  • Fishing vessel
  • GPS track of FFSW

Keeping track of our protected species populations and their distribution is one of the tasks of biologists, and this summer Te Papa scientists surveyed sites in the Mercury Islands group for seabird populations. Flesh-footed shearwaters Puffinus carneipes breed throughout northern New Zealand, with a total population size in New Zealand of about 10,000 to 15,000 pairs… Read more »

A Day in the Life of a Natural History Curator – the intern’s view!

  • Westland Petrel at the breeding colony near Punakaiki, Westland. Photo, Lara Shepherd.
  • This box contained the bones of a sea lion found at the Chatham Islands. Photo, Mathilde Meheut.
  • Mathilde helped to handle petrels during the deployment of GPS loggers. The logger is visible taped on to the birds back feathers with brown   sticky tape. Photo, Susan Waugh
  • A miniature GPS logger used by scientists to follow the movements of Westland Petrels at sea. Mathilde helped with note-taking and field work. Another specialist writing job for Te Papa! Photo, Susan Waugh.

I’m Mathilde Meheut, a French biology student travelling in New Zealand who had the chance to do some voluntary work at the Museum of New Zealand Te Papa Tongarewa. In this blog, I’ll tell you about some of the work I got involved in at Te Papa during a few weeks in June and July… Read more »

Sense and Sensibility in the Southern Ocean – A character-building story of albatross and researcher personalities in extreme conditions. Part 6. Terres Inconnues

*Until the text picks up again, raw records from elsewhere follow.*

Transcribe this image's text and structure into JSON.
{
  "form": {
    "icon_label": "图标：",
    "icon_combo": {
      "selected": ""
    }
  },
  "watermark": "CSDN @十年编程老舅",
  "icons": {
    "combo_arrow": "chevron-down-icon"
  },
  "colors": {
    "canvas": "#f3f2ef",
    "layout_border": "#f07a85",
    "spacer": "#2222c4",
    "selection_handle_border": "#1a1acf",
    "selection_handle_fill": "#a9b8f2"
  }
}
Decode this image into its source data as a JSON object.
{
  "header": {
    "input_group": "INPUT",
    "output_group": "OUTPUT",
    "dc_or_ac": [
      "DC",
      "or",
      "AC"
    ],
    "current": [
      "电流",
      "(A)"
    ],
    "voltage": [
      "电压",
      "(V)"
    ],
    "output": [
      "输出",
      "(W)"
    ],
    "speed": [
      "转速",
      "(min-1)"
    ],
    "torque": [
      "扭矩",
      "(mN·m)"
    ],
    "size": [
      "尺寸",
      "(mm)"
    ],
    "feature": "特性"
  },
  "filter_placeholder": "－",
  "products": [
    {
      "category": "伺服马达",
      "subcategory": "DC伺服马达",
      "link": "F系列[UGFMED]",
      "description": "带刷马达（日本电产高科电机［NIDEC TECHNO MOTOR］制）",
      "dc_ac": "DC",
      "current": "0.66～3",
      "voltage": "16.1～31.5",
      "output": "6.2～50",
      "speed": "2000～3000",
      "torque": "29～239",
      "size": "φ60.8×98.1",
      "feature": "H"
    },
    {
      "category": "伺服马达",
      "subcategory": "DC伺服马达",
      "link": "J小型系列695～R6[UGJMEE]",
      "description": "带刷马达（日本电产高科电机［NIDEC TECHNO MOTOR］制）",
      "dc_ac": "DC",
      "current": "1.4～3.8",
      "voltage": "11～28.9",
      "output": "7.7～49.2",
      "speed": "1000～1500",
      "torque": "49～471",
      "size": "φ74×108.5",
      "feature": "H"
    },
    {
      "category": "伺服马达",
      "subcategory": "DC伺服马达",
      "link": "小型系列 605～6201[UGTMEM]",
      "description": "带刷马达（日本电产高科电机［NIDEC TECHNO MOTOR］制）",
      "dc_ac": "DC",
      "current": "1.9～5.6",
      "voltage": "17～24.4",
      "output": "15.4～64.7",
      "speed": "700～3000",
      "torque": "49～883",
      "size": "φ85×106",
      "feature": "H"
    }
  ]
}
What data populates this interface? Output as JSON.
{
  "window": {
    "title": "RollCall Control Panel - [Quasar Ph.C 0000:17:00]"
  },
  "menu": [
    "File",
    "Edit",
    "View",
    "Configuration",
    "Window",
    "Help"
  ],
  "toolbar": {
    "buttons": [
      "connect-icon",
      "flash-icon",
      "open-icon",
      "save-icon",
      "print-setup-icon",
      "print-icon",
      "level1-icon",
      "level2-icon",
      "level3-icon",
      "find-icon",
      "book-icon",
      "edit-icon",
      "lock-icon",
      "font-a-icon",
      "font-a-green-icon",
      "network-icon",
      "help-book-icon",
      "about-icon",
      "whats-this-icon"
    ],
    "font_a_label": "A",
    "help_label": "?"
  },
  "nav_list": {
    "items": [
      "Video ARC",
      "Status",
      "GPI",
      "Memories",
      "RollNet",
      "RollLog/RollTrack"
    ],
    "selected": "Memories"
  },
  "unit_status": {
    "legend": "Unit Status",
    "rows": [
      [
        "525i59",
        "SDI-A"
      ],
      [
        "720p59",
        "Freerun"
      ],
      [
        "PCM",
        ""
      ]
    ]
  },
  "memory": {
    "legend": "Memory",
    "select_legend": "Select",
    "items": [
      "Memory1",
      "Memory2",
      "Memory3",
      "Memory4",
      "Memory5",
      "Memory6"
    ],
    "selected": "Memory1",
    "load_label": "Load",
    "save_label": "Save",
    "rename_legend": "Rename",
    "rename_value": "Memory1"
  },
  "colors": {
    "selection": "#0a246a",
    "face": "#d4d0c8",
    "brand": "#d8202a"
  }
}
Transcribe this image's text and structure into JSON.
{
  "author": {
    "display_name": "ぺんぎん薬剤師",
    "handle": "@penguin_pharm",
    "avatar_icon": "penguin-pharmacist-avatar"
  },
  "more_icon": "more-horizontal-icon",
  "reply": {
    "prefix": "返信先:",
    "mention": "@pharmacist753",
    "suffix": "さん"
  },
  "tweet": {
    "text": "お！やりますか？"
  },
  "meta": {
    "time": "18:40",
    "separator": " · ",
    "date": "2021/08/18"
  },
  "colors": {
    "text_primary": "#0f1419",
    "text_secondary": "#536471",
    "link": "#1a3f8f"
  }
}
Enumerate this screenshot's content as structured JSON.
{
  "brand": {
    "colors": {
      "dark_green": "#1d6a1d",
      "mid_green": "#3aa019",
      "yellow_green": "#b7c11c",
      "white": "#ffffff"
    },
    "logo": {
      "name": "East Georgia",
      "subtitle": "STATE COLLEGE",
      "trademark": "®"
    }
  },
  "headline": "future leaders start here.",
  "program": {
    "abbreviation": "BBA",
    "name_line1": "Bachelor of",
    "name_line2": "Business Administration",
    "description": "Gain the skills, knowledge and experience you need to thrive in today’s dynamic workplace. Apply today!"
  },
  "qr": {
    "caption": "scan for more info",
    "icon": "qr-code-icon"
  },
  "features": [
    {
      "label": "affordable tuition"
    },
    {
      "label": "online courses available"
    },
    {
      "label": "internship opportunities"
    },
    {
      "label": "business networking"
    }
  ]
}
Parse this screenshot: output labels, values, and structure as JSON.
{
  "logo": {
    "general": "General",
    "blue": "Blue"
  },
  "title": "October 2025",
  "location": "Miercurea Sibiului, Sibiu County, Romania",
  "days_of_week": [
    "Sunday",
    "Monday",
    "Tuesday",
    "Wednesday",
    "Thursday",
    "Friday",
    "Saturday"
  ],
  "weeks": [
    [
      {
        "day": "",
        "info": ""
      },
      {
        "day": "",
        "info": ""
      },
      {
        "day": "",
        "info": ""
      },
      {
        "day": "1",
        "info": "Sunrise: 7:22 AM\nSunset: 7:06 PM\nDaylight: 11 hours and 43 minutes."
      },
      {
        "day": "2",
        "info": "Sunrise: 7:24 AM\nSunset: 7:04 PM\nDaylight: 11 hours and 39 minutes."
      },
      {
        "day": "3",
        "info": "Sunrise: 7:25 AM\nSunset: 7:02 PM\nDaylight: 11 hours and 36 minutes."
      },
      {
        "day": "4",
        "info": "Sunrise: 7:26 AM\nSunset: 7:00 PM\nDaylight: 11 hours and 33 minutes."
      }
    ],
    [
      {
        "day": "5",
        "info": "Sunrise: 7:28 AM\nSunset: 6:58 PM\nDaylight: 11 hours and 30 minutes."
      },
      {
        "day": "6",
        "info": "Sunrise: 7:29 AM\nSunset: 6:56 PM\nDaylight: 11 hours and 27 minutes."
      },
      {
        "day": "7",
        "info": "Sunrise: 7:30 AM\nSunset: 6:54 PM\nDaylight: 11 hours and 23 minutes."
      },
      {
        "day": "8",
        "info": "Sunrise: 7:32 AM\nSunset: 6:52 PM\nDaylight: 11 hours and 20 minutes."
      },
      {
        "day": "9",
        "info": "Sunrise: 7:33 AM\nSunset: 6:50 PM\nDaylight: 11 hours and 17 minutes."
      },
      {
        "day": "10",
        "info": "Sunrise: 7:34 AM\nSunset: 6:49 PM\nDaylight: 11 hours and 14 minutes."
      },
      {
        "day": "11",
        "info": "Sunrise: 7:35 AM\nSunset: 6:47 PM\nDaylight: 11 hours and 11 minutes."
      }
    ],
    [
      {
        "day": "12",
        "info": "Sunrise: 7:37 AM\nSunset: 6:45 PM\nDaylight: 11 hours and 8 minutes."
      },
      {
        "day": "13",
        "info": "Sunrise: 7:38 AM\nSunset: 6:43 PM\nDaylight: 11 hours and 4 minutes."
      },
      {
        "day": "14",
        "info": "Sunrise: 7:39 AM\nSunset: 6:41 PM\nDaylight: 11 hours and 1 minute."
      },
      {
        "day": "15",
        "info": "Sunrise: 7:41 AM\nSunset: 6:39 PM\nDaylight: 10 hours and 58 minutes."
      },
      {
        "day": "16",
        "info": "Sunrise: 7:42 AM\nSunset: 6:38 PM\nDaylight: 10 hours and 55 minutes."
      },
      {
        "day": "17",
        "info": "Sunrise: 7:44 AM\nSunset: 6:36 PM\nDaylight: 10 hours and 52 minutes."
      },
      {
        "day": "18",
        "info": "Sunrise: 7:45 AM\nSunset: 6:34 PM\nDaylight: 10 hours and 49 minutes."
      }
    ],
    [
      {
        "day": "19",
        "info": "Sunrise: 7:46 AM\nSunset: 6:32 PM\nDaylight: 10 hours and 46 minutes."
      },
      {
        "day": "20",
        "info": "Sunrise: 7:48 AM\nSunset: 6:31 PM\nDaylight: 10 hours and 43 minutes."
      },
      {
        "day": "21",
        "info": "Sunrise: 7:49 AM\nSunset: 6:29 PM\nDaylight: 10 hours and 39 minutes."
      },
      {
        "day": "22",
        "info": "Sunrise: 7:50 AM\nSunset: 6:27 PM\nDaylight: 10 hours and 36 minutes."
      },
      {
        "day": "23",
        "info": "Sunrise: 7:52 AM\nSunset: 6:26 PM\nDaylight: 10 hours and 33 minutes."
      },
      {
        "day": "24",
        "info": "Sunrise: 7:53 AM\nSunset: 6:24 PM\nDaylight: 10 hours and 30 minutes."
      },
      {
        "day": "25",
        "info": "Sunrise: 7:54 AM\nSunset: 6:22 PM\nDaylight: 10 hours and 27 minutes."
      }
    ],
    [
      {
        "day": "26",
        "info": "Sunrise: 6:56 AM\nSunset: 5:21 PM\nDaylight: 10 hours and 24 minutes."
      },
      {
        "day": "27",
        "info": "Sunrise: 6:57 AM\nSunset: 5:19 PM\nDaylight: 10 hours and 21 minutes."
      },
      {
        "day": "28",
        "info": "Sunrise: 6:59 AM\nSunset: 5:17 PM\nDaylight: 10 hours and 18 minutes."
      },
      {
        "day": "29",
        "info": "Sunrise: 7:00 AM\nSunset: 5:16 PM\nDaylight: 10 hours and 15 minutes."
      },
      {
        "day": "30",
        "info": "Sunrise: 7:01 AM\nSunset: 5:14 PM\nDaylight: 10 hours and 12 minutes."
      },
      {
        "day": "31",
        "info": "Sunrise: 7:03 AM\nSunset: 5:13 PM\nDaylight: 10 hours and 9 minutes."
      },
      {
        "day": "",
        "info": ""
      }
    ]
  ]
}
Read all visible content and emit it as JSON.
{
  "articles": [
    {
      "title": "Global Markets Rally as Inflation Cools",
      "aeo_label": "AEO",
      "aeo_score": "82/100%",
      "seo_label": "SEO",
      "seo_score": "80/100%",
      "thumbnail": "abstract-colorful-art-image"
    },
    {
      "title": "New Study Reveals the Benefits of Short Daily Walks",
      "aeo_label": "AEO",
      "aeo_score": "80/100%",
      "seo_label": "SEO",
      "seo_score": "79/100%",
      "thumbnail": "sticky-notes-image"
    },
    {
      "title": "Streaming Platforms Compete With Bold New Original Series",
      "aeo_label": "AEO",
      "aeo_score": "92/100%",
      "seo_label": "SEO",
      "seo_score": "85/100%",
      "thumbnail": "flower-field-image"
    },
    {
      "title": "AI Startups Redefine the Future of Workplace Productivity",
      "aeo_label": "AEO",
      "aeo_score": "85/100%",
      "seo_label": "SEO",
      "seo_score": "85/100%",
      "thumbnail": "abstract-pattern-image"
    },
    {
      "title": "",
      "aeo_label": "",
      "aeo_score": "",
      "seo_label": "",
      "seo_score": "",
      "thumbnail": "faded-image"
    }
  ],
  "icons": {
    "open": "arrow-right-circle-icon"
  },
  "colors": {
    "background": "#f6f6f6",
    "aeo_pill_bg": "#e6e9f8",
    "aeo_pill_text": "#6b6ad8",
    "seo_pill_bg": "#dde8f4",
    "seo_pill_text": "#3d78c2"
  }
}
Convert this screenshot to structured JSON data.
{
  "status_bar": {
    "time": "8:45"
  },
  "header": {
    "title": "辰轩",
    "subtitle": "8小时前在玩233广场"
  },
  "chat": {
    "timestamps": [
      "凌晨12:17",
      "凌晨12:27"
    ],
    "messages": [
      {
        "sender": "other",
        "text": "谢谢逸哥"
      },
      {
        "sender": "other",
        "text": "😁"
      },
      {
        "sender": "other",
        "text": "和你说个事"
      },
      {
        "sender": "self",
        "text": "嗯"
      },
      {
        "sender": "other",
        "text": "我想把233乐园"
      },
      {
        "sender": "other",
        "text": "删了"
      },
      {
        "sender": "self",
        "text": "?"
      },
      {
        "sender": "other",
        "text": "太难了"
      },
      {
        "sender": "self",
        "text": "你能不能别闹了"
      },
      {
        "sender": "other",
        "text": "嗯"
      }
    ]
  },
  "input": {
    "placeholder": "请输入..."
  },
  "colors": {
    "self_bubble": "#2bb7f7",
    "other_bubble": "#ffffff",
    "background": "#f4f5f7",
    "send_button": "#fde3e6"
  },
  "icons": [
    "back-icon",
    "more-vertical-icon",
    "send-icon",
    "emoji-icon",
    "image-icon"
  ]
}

  • Researchers and logistical support staff unload scientific equipment at the Base at the Crozet Islands in preparation for the field campaign of 2013. Photo: Susan Waugh, Courtesy of Susan Waugh.
  • The field accommodation at Pointe Basse albatross colony can house 6-8 researchers, and is well stocked with provisions to allow monitoring of the colony during ciritical periods throughout the year. Photo: Susan Waugh, Courtesy of Susan Waugh.
  • Wandering Albatross Diomedea exulans tracks from Crozet Islands, tracked during our study in the incubation period, March 2013. The pink track is a female, the blue a male.
  • Betsy takes a rest in the albatross colony as a group of young wandering albatross display in the back-ground]. Photo: Susan Waugh, Courtesy of Susan Waugh.

Here at the Crozet Islands most remote field Cabin, Pointe Basse, we’re conducting a study of the personality of albatrosses, and linking their behaviour at sea with those we can measure at the nest. We’re doing this with the aid of an inflatable blue cow, named Betsy. Betsy helps us in testing how nesting birds… Read more »